- Image 1 of 3
- Image 2 of 3
- Image 3 of 3
LEIDEN, Netherlands – The father says he did not raise his son as a Muslim — and he regrets his decision now.
Maybe if Reda Nidalha, born and bred in the historic Dutch university city of Leiden, had learned about moderate Islam, it would have been harder for extremists to "brainwash" him and help him travel to Syria, his father says.
Mohamed Nidalha sent his son to Belgium to stay with his uncle after Reda fell in with a bad set of friends in Leiden.
But Reda soon came into online contact with a Belgian in Syria who linked him up with a notorious terror recruiting network, Sharia4Belgium.
The 20-year-old who grew up liking girls and going to discos suddenly changed, thanks to a toxic cocktail of online propaganda and covert contact with extremists in Belgium, one of Europe's hotspots for Islamic radicals.
"He went to the mosque, grew a beard and went to readings somewhere in a secret place — not in a mosque, but in a house somewhere," says Nidalha, a 49-year-old immigrant from Morocco who works in a concrete factory. "There, he was brainwashed, and prepared. Inside two months he was made totally crazy."
Reda is emblematic for hundreds of disaffected Muslim youngsters from the largely secular countries of Belgium and the Netherlands who have turned their backs on their liberal Western societies and been sucked into the sectarian maelstrom of Syria's brutal civil war.
"It is 100 percent that he is with ISIS. It's something everybody can see — he is on Facebook, he doesn't cover his face," Nidalha says, referring to the Islamic State militant group. "I've asked him: 'Reda, why do you do that?' and he says, 'Papa, you don't have to worry about me. That is my life. I want to live it that way.'"
Nidalha is at a loss to explain why exactly his son turned to violent extremism while trying to make a fresh start in Belgium.
But he suspects the jihadi recruiters saw in his son an easy mark — a kid from a broken home struggling with life and looking for a new direction.
"Those people are professional," Nidalha said. "They pick on the easiest prey they can easily brainwash."
He is angry at the Dutch government for not doing more to prevent his son from reaching Syria, saying they could have issued an international arrest warrant for him while he was in Turkey waiting to cross the border. Mohamed says his son told him he was detained twice by Turkish authorities before he got to Syria.

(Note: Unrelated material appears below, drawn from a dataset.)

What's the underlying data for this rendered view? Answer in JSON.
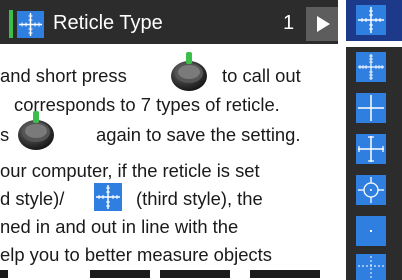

A Dutch intelligence agency estimates that around 180 Dutch citizens left the country to fight in 2014 alone.
Reda has been gone for almost a year now. His mother, Nidalha's ex-wife, still can't come to terms with what feels increasingly like an irreversible loss.
Nidalha is certain he won't see his boy alive again, but worries what he would be like if he did manage to return home.
"Imagine my son comes back. What kind of son do I get back? I don't get the same son as before," he said. "Because my son has now learned things there in Syria. My son might be able to make bombs now, maybe he can shoot."